> **REQUIRED ACTION**:
The reply should give back every entry exactly as written.

> **DATA IN THIS EXERCISE**:
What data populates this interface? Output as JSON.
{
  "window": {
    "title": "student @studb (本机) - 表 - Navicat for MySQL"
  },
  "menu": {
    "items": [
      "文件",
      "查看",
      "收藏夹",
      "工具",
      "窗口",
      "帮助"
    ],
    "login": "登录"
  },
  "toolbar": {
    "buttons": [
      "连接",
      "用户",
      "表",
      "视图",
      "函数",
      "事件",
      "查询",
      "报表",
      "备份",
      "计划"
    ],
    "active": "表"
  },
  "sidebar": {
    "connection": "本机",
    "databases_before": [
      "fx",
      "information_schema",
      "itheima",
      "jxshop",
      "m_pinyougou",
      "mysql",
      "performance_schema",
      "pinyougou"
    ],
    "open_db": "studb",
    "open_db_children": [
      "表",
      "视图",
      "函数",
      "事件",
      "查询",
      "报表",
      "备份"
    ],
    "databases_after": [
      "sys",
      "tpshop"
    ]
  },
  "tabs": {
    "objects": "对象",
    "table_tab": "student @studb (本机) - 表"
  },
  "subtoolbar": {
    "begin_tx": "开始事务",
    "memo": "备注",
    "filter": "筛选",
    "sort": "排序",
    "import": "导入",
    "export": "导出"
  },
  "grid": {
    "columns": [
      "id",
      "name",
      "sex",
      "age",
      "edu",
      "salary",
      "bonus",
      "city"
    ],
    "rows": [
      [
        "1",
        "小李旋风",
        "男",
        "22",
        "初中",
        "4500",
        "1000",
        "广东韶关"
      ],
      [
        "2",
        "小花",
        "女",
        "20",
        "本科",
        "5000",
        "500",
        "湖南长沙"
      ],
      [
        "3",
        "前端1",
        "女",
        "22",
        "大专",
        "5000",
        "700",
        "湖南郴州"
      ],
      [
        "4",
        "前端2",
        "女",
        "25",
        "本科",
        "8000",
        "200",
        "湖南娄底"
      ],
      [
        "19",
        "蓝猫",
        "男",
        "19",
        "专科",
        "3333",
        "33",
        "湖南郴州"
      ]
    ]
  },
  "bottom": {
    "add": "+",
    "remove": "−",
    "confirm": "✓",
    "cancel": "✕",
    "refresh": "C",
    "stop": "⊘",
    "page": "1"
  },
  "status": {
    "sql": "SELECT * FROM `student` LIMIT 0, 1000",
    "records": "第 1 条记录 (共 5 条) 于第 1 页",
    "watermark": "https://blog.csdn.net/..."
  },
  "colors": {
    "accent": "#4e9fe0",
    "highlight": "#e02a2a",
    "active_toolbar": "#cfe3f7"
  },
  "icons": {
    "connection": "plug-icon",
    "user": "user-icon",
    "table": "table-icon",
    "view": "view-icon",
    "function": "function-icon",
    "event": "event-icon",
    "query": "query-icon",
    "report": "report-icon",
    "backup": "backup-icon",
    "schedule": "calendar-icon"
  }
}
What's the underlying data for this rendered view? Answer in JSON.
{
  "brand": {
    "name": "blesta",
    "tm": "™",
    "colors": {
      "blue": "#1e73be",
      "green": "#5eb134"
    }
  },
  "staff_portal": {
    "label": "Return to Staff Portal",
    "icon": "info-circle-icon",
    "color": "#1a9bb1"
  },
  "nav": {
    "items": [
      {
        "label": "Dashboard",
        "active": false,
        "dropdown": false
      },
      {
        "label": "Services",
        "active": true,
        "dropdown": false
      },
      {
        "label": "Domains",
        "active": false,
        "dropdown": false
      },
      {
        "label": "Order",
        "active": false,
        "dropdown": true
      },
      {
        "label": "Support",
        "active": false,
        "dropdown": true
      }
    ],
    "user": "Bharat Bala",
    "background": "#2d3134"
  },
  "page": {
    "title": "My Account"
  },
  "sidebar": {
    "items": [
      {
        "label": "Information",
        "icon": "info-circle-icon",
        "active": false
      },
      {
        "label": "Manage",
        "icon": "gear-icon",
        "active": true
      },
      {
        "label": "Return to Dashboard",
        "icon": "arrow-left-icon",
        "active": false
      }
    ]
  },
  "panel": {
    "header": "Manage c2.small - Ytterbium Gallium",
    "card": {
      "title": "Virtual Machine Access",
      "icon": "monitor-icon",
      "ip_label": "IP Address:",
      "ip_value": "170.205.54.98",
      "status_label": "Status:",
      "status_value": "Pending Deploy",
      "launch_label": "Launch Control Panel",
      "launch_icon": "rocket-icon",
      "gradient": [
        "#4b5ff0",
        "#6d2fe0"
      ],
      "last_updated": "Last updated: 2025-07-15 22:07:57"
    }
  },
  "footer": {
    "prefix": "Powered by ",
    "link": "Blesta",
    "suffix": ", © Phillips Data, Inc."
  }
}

> **RESPONSE TO THIS TASK**:
What data populates this interface? Output as JSON.
{
  "window": {
    "title": "student @studb (本机) - 表 - Navicat for MySQL"
  },
  "menu": {
    "items": [
      "文件",
      "查看",
      "收藏夹",
      "工具",
      "窗口",
      "帮助"
    ],
    "login": "登录"
  },
  "toolbar": {
    "buttons": [
      "连接",
      "用户",
      "表",
      "视图",
      "函数",
      "事件",
      "查询",
      "报表",
      "备份",
      "计划"
    ],
    "active": "表"
  },
  "sidebar": {
    "connection": "本机",
    "databases_before": [
      "fx",
      "information_schema",
      "itheima",
      "jxshop",
      "m_pinyougou",
      "mysql",
      "performance_schema",
      "pinyougou"
    ],
    "open_db": "studb",
    "open_db_children": [
      "表",
      "视图",
      "函数",
      "事件",
      "查询",
      "报表",
      "备份"
    ],
    "databases_after": [
      "sys",
      "tpshop"
    ]
  },
  "tabs": {
    "objects": "对象",
    "table_tab": "student @studb (本机) - 表"
  },
  "subtoolbar": {
    "begin_tx": "开始事务",
    "memo": "备注",
    "filter": "筛选",
    "sort": "排序",
    "import": "导入",
    "export": "导出"
  },
  "grid": {
    "columns": [
      "id",
      "name",
      "sex",
      "age",
      "edu",
      "salary",
      "bonus",
      "city"
    ],
    "rows": [
      [
        "1",
        "小李旋风",
        "男",
        "22",
        "初中",
        "4500",
        "1000",
        "广东韶关"
      ],
      [
        "2",
        "小花",
        "女",
        "20",
        "本科",
        "5000",
        "500",
        "湖南长沙"
      ],
      [
        "3",
        "前端1",
        "女",
        "22",
        "大专",
        "5000",
        "700",
        "湖南郴州"
      ],
      [
        "4",
        "前端2",
        "女",
        "25",
        "本科",
        "8000",
        "200",
        "湖南娄底"
      ],
      [
        "19",
        "蓝猫",
        "男",
        "19",
        "专科",
        "3333",
        "33",
        "湖南郴州"
      ]
    ]
  },
  "bottom": {
    "add": "+",
    "remove": "−",
    "confirm": "✓",
    "cancel": "✕",
    "refresh": "C",
    "stop": "⊘",
    "page": "1"
  },
  "status": {
    "sql": "SELECT * FROM `student` LIMIT 0, 1000",
    "records": "第 1 条记录 (共 5 条) 于第 1 页",
    "watermark": "https://blog.csdn.net/..."
  },
  "colors": {
    "accent": "#4e9fe0",
    "highlight": "#e02a2a",
    "active_toolbar": "#cfe3f7"
  },
  "icons": {
    "connection": "plug-icon",
    "user": "user-icon",
    "table": "table-icon",
    "view": "view-icon",
    "function": "function-icon",
    "event": "event-icon",
    "query": "query-icon",
    "report": "report-icon",
    "backup": "backup-icon",
    "schedule": "calendar-icon"
  }
}
What's the underlying data for this rendered view? Answer in JSON.
{
  "brand": {
    "name": "blesta",
    "tm": "™",
    "colors": {
      "blue": "#1e73be",
      "green": "#5eb134"
    }
  },
  "staff_portal": {
    "label": "Return to Staff Portal",
    "icon": "info-circle-icon",
    "color": "#1a9bb1"
  },
  "nav": {
    "items": [
      {
        "label": "Dashboard",
        "active": false,
        "dropdown": false
      },
      {
        "label": "Services",
        "active": true,
        "dropdown": false
      },
      {
        "label": "Domains",
        "active": false,
        "dropdown": false
      },
      {
        "label": "Order",
        "active": false,
        "dropdown": true
      },
      {
        "label": "Support",
        "active": false,
        "dropdown": true
      }
    ],
    "user": "Bharat Bala",
    "background": "#2d3134"
  },
  "page": {
    "title": "My Account"
  },
  "sidebar": {
    "items": [
      {
        "label": "Information",
        "icon": "info-circle-icon",
        "active": false
      },
      {
        "label": "Manage",
        "icon": "gear-icon",
        "active": true
      },
      {
        "label": "Return to Dashboard",
        "icon": "arrow-left-icon",
        "active": false
      }
    ]
  },
  "panel": {
    "header": "Manage c2.small - Ytterbium Gallium",
    "card": {
      "title": "Virtual Machine Access",
      "icon": "monitor-icon",
      "ip_label": "IP Address:",
      "ip_value": "170.205.54.98",
      "status_label": "Status:",
      "status_value": "Pending Deploy",
      "launch_label": "Launch Control Panel",
      "launch_icon": "rocket-icon",
      "gradient": [
        "#4b5ff0",
        "#6d2fe0"
      ],
      "last_updated": "Last updated: 2025-07-15 22:07:57"
    }
  },
  "footer": {
    "prefix": "Powered by ",
    "link": "Blesta",
    "suffix": ", © Phillips Data, Inc."
  }
}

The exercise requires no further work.